**The task:** From the listing below, select every line where the word "modules" appears.
· · · · · · ·
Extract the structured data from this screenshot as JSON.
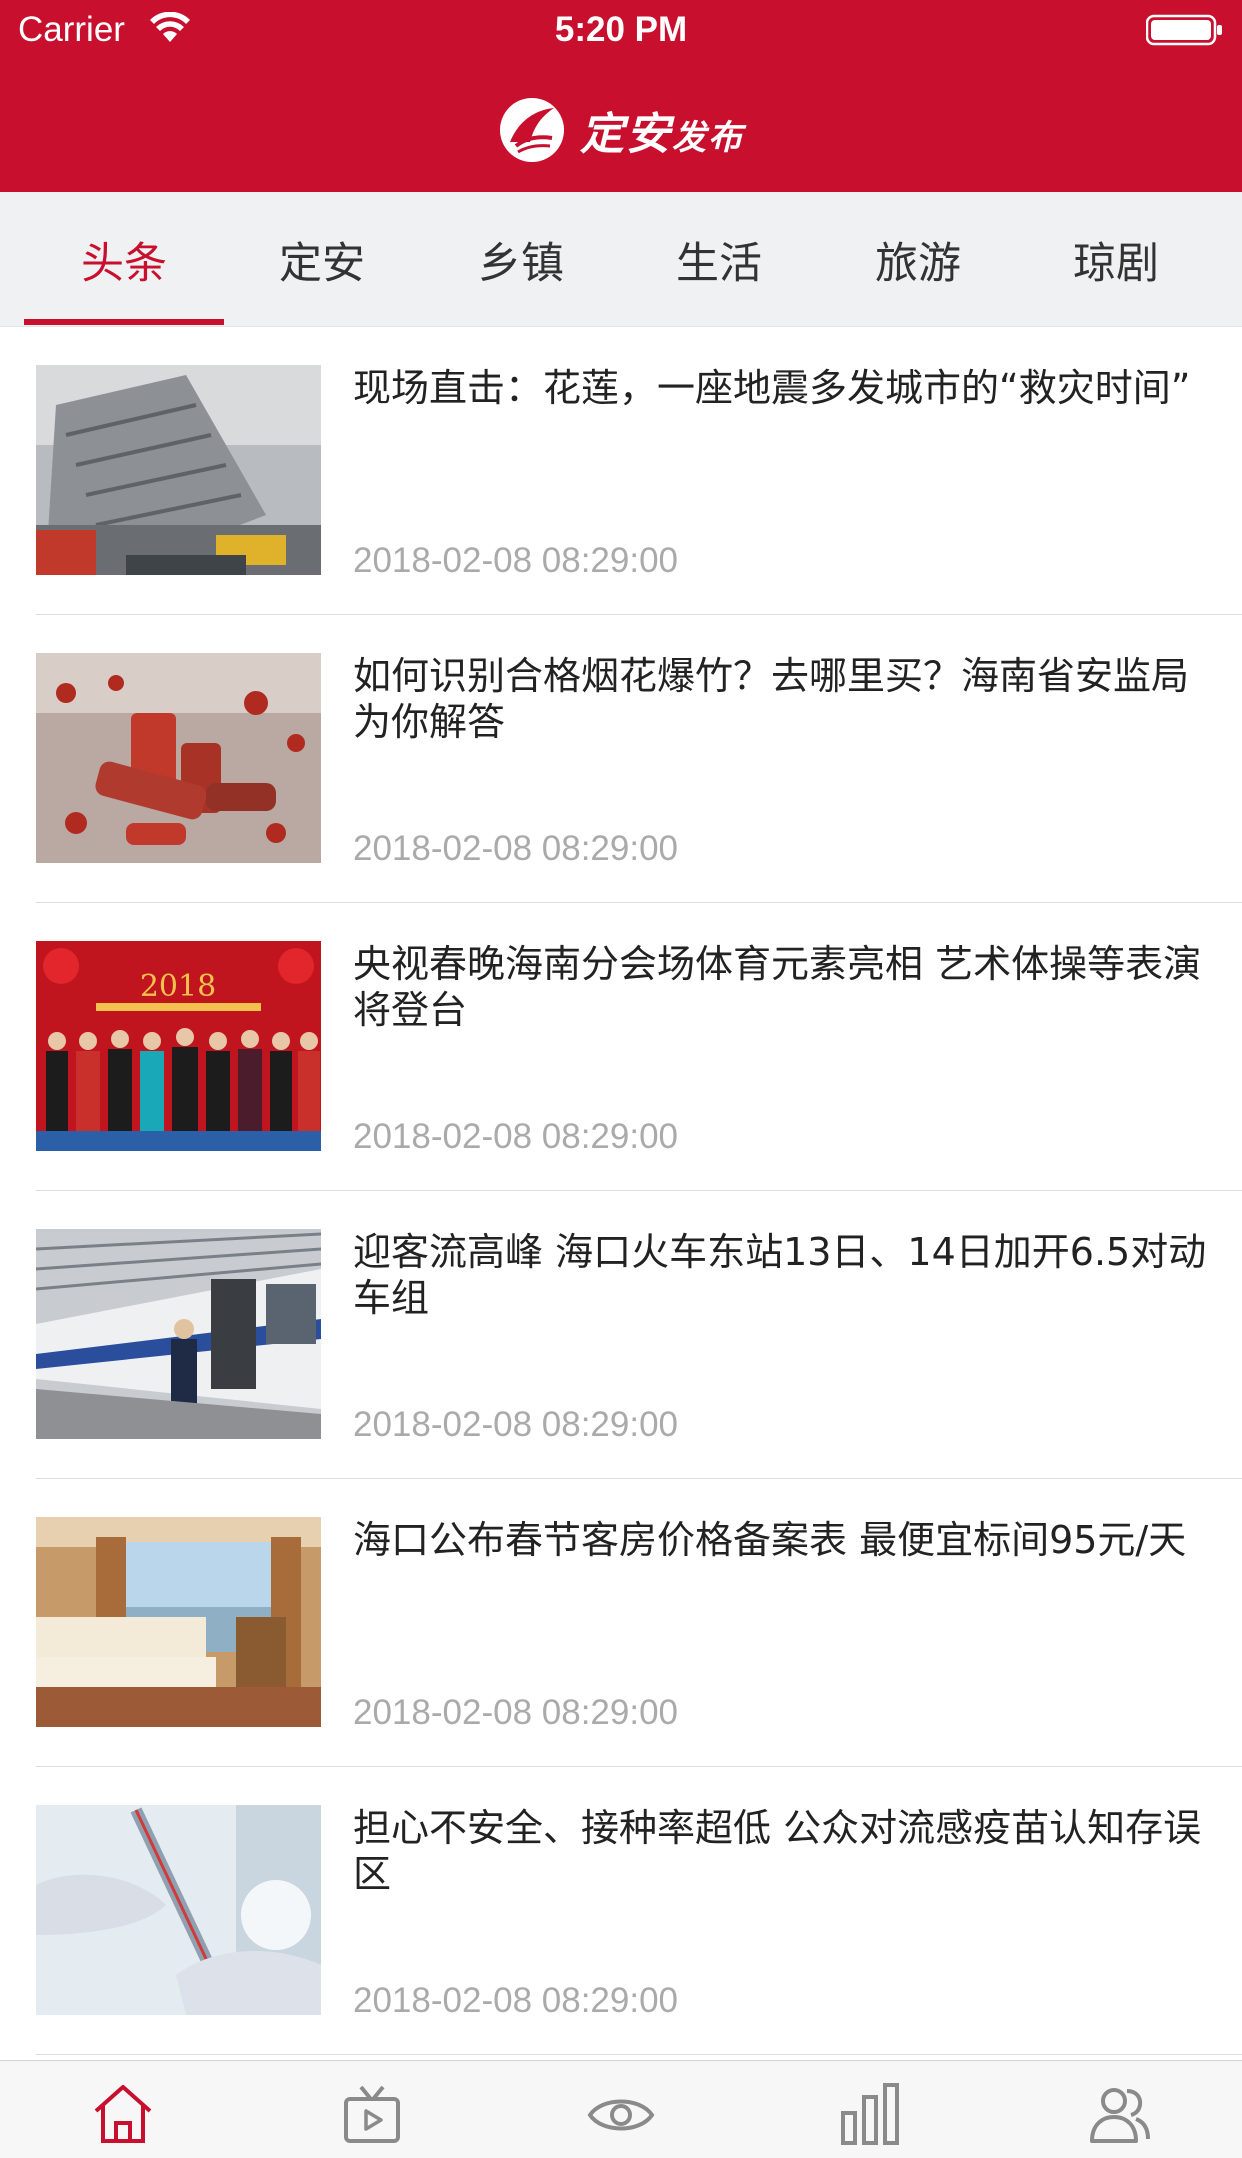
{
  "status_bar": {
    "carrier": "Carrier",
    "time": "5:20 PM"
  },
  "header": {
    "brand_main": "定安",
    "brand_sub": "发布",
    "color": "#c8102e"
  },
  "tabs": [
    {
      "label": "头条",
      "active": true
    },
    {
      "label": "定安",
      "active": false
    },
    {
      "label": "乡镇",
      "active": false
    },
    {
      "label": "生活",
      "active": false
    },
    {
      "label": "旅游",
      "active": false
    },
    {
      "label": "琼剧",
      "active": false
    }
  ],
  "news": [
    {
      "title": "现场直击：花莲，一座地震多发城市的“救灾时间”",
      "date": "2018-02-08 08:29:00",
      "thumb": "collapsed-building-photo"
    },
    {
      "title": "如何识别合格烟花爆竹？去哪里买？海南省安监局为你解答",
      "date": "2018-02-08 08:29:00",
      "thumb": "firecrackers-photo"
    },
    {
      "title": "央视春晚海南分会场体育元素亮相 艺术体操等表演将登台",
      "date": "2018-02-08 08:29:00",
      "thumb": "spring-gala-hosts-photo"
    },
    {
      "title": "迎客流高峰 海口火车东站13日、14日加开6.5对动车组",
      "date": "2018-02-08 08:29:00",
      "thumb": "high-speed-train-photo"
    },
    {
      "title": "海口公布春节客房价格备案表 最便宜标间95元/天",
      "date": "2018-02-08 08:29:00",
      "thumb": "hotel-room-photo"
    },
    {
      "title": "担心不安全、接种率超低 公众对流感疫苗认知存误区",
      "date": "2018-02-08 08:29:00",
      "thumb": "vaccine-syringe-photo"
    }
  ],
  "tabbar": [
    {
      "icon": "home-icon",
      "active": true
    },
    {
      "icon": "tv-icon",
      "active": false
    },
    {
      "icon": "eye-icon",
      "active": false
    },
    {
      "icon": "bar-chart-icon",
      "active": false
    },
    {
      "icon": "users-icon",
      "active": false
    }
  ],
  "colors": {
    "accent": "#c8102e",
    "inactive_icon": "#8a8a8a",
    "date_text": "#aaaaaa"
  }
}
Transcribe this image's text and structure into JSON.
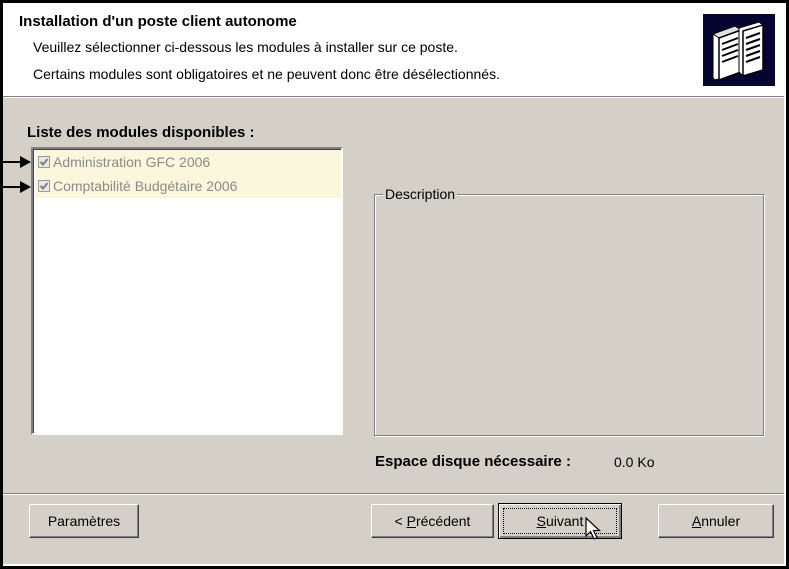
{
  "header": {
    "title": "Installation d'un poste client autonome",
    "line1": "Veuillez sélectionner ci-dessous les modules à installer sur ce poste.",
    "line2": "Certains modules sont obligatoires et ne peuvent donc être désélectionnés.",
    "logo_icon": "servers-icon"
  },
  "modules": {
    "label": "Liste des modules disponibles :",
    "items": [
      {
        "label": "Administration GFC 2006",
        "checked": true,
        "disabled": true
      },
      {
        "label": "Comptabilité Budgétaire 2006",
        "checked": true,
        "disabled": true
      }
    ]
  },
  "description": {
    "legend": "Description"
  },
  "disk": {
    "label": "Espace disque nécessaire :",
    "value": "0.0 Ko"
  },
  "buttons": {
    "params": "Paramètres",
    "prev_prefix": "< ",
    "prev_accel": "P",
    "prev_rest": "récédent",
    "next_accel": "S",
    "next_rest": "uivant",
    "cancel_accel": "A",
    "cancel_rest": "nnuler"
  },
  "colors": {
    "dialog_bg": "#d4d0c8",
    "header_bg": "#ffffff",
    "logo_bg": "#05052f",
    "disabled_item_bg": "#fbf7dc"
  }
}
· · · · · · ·
**Written reply:**
    "line1": "Veuillez sélectionner ci-dessous les modules à installer sur ce poste.",
    "line2": "Certains modules sont obligatoires et ne peuvent donc être désélectionnés.",
  "modules": {
    "label": "Liste des modules disponibles :",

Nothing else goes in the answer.